  • Basically Available: The database is basically available such that if some part of the database becomes unavailable, other parts of the database continue to function as expected.
  • Soft State: Data may be time-dependent on user interaction with possible expiration after a period of time. The data must be updated or accessed to remain relevant in the system.
  • Eventually Consistent: Updated data may not be immediately consistent across the entire system but with time will become consistent. Therefore, the data is said to be consistent in the future.

NoSQL Data Store Categories

The NoSQL database systems are typically scalable, distributed, persistent systems. However, the systems can still be categorized by their data model and the level of data-awareness in the database as well as their robustness. NoSQL data stores can be separated into three distinct data model categories:
  1. Key-Value stores including Membase, memcached, Amazon S3
  2. Document stores including SimpleDB, CouchDB, MongoDB, Terrastore
  3. Extensible Record stores including BigTable, Cassandra, HBase

Key-Value Stores

The most trivial type of NoSQL data store is the key-value data store. Key-value stores store data values into a system that can later be recalled using a key. The values are uninterpreted arbitrary data that the application can interpret as it sees fit. This simple and completely schemaless data model allows for easy scaling and very simple APIs that can easily enhance the functionality of existing systems.

Document Stores

Document data stores feature the ability to store documents into a database. Documents consist of one or more named fields that are self-contained in each document. Most document stores offer different types of fields as well as special nested fields such as lists or arrays. The structure of documents (their fields) is dynamic and can be freely modified by the client with the ability to add or remove fields of existing documents. Since the documents are self-contained, their fields are usually stored and distributed together as individual documents in the backend storage system.

Extensible Record Stores

The most powerful of the document stores are the extensible record stores, also known as wide-column data stores. These data stores feature data models that resemble the tables found in a traditional database but with several important differences. Unlike a traditional database, the columns in an extensible record store are dynamic and can be added or modified during operation. Furthermore, different rows that are part of the same table may subscribe to different columns. The columns may also contain arbitrary names that themselves are considered values. Lastly, some NoSQL data stores feature the ability to have columns that contain other columns.
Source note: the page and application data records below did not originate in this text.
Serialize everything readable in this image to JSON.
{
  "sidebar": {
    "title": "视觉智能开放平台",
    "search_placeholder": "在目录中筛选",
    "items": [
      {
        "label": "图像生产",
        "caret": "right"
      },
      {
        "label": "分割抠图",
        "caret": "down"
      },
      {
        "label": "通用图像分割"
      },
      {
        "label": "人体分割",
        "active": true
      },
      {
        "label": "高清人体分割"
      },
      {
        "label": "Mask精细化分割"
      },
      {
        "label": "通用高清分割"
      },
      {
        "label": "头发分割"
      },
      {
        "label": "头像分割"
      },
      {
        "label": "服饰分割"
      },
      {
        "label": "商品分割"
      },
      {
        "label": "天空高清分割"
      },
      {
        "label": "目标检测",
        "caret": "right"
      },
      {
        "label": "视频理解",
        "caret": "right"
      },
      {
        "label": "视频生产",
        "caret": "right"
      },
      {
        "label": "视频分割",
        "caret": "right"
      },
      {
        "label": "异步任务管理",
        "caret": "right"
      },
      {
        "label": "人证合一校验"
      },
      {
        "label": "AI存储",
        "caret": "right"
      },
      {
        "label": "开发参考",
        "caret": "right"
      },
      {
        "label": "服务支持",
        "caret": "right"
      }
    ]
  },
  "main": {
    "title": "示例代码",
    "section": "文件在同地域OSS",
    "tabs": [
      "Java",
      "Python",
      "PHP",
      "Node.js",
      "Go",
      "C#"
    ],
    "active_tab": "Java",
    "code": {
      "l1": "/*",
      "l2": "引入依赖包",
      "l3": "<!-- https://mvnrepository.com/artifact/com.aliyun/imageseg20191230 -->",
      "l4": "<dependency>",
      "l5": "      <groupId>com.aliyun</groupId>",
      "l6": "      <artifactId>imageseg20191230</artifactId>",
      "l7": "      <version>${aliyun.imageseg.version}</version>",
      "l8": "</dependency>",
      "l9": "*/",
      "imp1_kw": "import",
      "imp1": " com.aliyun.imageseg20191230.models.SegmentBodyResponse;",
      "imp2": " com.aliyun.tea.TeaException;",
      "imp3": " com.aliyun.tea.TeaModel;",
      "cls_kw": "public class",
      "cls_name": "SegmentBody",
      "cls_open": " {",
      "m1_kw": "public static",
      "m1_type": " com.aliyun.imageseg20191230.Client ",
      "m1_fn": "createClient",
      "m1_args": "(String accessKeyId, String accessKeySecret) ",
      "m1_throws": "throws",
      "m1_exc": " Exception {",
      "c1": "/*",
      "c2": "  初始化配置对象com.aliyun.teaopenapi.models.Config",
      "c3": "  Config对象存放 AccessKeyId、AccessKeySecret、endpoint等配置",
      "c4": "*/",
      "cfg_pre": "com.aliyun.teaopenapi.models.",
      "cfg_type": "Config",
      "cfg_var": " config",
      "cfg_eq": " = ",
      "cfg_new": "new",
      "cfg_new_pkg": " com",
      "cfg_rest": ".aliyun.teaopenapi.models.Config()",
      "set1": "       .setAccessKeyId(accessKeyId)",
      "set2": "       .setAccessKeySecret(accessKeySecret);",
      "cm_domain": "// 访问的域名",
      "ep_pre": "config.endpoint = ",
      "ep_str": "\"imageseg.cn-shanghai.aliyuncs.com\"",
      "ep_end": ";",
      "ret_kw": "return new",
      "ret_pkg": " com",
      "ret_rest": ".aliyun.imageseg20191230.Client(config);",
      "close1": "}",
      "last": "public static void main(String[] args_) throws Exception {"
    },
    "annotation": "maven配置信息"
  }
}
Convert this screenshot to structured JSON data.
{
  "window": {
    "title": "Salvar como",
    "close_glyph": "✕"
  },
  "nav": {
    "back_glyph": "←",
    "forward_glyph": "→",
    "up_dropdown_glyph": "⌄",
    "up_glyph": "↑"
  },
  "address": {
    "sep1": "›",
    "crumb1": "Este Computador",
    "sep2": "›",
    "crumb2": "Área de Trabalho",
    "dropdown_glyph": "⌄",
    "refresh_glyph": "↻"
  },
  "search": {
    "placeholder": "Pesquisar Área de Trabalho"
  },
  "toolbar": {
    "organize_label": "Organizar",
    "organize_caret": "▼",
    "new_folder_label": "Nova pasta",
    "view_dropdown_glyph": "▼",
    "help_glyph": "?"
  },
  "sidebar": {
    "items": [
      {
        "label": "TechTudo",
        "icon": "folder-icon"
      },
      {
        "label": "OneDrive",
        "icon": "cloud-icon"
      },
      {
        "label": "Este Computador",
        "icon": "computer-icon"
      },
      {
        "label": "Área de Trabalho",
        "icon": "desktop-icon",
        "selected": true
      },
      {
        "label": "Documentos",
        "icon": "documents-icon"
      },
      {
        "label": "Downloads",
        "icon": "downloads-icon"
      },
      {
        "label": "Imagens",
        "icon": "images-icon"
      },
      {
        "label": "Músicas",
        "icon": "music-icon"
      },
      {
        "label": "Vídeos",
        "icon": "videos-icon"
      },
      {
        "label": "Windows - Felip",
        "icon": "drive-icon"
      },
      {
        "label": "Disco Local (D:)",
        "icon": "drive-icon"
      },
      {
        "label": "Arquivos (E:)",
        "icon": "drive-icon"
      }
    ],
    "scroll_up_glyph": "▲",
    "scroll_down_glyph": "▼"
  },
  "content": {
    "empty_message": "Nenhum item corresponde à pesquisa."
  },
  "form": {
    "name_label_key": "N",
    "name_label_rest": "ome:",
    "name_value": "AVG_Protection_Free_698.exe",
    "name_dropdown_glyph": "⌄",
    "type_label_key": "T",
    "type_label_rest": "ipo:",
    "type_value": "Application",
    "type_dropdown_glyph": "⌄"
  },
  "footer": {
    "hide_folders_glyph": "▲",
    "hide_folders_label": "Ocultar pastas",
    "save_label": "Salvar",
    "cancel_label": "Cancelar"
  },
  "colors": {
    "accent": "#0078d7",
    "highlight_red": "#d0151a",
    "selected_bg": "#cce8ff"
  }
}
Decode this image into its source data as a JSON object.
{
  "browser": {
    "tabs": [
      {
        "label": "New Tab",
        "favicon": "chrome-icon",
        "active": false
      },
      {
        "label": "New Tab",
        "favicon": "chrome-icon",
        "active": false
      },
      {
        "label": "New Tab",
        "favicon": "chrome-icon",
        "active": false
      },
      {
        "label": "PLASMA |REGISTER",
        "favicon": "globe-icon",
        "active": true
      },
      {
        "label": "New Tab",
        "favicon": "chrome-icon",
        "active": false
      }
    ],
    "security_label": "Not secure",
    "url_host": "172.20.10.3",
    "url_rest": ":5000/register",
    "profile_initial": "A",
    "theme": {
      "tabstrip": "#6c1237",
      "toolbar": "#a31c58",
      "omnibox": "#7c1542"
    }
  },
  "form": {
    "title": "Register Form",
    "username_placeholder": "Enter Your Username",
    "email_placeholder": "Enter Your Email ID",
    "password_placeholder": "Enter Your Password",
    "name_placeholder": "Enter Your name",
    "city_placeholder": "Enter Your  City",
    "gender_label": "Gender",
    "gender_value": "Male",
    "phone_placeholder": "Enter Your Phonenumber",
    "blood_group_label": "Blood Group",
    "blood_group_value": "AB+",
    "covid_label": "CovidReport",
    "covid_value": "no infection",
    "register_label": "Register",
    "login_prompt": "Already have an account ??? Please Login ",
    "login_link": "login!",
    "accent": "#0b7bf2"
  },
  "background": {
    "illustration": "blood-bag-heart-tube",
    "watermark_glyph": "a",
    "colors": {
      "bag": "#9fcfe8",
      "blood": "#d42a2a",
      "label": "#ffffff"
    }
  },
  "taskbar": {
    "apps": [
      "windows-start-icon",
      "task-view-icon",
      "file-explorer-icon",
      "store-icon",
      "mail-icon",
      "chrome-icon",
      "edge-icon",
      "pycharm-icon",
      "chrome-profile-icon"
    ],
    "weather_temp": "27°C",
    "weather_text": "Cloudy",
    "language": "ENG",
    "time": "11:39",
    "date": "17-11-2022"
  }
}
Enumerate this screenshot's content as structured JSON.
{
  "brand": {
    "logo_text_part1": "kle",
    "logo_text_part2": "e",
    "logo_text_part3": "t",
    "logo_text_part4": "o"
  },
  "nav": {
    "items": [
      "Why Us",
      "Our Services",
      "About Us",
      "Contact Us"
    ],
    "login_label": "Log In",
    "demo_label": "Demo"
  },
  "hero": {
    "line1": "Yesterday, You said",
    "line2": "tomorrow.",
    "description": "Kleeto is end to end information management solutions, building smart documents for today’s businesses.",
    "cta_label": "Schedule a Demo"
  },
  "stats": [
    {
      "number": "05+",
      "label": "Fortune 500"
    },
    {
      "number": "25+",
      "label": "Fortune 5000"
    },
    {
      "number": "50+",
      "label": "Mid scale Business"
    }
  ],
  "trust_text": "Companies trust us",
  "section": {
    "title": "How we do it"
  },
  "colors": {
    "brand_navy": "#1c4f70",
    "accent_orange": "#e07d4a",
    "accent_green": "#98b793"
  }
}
The storage of extensible record stores typically groups together a row key with one or more columns. Thus, the same row key may be repeated and stored in different locations with different columns but still available as a single table in the data store. The storage is typically column-based instead of row-based, meaning that columns of data are stored together rather than rows of data as in a traditional database. Thus, the rows of a given table could be scattered across many servers.

Comparison of Traditional RDBMS and NoSQL Table Storage

Next Article

Continue to the next article in this series, Key-Value and Document Stores.